Name the conventional typical antipsychotics that are used to treat POSITIVE symptoms only. (6)
refer to table 14-1

chlorpromazine (Thorazine)
"the thorazine shuffle"
fluphenazine (Prolixin)
haloperidol (Haldol)
molindone (Moban)
thioridazine (Mellaril)
trifluoperazine (Stelazine)
Name the ATYPICAL antipsychotics that are used to treat positive AND negative symptoms.
refer to table 14-1

clozapine (Clozaril)
olanzapine (Zyprexa)
quetiapine (Seroquel)
risperidone (Risperdol)
ziprasidone (Geodon)

COQRZ=CZSRG
What is the condition for a serious and frequently fatal condition seen in those being treated with ANY OR ALL antipsychotic medications.
neuroleptic malignant syndrome (NMS)

(STOP the medication...the patient may be able to tolerate another medicaition, it varies)
What are the symptoms of neuroleptic malignant syndrome?
muscle rigidity
high fever
increased muscle enzymes
(particularly CPK which
means creatine phospho-
kinase)
leukocytosis (INCREASED
leukocytes)
What is the estimate of the percentage of clients who may develop NMS while on antipsychotic meds?
0.1% to 1%
What is the condition that is potentially fatal and is defined as failure of the bone marrow to produce adequate white blood cells)
agranulocytosis (DECREASED WBCs)
Which antipsychotic has the potentially fatal side effect of agranulocytosis?
clozapine (Clozaril)
Agranulocytosis develops _____ and is characterized by what symptoms? (4)
(know)

suddenly

fever
malaise
ulcerative sore throat
leukopenia

(FLaT) not finished
The side effects of agranulocytosis may not be manifested immediately but can occur as long as ___ to ___ weeks after the initiation of therapy.
The drug must be discontinued immediately.
18 to 24 (4.5 months to 6 months)
Clients taking clozapine for agranulocytosis must undergo weekly ____ counts?
WBC
Currently, clozapine is dispensed every ___ days only, and must provide evidence of _____ before refills is furnished.
7
WBC
Besides medication, the folowing can be utilized to treat schizophrenia.
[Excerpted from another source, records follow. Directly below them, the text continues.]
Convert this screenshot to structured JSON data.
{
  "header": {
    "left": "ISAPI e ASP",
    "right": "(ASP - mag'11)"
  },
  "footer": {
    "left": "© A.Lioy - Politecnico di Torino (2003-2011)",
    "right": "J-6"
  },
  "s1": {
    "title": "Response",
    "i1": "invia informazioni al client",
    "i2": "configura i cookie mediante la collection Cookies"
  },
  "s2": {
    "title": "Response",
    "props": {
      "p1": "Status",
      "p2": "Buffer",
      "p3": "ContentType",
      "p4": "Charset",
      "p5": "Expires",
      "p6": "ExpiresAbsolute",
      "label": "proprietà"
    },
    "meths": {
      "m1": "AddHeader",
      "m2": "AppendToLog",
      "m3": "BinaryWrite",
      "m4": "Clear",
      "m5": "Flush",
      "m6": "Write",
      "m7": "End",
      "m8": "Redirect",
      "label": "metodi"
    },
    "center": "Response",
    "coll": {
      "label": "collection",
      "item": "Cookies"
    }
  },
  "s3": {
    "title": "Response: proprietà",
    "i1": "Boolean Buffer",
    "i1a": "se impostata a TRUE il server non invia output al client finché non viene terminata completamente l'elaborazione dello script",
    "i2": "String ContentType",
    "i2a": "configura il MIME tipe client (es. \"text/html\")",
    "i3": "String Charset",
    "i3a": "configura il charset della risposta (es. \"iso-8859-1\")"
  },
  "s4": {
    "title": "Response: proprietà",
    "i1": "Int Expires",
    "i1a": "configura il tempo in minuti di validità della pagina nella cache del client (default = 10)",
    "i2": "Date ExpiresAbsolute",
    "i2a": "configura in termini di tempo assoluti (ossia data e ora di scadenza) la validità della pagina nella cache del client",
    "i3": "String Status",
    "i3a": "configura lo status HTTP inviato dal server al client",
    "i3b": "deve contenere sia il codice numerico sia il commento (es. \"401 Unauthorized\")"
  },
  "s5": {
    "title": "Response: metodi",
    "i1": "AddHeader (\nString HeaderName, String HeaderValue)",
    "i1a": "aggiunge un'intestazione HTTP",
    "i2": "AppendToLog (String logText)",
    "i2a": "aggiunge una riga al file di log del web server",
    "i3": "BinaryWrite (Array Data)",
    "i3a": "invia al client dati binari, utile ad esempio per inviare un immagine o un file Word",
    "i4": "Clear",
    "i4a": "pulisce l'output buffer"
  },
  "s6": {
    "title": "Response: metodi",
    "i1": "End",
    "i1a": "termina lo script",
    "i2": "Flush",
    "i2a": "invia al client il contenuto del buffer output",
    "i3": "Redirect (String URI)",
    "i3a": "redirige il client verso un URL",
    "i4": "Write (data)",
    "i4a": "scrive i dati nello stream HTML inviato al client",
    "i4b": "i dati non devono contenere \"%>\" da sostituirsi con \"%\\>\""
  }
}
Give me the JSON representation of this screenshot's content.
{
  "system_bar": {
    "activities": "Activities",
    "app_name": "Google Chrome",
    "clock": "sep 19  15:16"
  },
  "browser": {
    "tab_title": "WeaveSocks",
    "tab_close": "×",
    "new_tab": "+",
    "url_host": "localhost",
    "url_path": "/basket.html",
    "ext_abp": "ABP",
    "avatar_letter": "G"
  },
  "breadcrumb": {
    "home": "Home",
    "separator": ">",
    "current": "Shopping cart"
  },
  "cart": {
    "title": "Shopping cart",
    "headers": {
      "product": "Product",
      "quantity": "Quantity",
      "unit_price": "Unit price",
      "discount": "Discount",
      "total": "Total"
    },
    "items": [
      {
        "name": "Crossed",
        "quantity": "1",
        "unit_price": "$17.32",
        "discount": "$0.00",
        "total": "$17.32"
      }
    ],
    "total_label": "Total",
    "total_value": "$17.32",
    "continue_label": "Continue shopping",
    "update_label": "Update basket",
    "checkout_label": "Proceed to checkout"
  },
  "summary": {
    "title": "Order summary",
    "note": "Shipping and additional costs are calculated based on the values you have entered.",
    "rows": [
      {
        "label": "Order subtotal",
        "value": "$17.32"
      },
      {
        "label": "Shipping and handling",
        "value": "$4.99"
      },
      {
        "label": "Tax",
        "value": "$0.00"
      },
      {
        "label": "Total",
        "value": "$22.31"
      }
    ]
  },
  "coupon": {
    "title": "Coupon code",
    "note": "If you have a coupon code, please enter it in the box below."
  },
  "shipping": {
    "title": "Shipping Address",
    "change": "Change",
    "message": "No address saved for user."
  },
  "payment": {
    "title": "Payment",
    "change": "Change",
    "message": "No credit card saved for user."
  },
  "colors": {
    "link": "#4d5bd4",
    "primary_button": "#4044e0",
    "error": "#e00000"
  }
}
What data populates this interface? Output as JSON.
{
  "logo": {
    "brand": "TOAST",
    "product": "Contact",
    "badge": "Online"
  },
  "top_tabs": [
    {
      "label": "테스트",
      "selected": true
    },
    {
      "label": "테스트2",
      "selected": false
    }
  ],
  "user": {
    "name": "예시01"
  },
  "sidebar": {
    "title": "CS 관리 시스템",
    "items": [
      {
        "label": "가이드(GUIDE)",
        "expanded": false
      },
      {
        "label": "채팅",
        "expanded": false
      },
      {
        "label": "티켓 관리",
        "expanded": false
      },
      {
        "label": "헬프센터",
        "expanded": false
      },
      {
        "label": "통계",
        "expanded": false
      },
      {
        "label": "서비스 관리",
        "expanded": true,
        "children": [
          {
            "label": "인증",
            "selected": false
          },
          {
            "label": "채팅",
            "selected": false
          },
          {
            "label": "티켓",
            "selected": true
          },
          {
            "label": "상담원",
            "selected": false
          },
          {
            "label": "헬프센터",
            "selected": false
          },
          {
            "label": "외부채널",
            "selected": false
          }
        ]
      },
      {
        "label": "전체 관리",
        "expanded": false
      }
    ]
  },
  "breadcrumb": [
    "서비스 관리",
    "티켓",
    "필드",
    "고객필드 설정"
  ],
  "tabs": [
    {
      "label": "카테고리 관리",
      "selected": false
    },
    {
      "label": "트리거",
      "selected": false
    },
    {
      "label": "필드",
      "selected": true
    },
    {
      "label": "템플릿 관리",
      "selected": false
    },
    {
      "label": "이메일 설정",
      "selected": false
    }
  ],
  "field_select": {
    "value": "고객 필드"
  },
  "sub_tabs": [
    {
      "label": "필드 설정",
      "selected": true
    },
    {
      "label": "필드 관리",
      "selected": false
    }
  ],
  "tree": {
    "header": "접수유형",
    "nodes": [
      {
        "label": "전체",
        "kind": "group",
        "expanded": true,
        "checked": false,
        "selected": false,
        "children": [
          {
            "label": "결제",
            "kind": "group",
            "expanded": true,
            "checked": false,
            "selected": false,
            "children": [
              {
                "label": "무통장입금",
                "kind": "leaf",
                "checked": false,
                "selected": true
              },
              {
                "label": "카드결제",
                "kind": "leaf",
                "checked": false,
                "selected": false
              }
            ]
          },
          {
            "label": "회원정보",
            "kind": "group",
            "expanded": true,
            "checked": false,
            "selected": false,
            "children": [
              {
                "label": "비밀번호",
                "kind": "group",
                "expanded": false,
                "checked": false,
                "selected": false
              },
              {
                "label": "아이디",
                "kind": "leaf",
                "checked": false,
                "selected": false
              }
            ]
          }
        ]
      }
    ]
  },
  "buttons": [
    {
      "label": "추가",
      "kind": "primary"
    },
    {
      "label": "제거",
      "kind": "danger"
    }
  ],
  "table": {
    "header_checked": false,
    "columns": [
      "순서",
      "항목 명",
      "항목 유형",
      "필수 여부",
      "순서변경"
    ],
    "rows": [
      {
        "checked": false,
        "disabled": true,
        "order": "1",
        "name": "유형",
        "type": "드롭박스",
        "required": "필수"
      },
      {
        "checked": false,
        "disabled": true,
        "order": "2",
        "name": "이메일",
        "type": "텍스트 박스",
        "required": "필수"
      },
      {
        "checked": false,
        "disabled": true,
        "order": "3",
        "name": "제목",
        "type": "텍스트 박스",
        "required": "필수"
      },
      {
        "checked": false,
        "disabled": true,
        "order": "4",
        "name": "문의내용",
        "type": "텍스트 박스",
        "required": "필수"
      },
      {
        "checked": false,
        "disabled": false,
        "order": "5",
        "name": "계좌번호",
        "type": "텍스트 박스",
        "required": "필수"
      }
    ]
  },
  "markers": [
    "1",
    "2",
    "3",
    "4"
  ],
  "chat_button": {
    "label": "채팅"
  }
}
These include? (5)
individual therapy
group therapy
family therapy
family education
social skills training
Individual and group therapy can be beneficial by focusing on? (3)
medication management
use of community supports
family concerns
Term used for the type of structured psychotherapy that controls the environment of the patient to provide interpersonal contacts that will develop trust, assurance, and personal autonomy.
milieu
The three forms of social skills training are?
basic model
social problem-solving model
cognitive remediation model
What does the basic model involve?
breaking complex social behavior into simpler steps, practicing through role-playing, and applying concepts in community or real-world setting
What does the problem-solving model focus on?
improving impairments in information processing that are assumed to cause deficits in social skills...includes medication and symptom management, recreation, basic conversation, and self-care.
What does the cognitive remediation model focus on?
improving underlying cognitive impairments by emphasizing such things as paying attention and planning
Family education helps to make family members part of the treatment team.
okay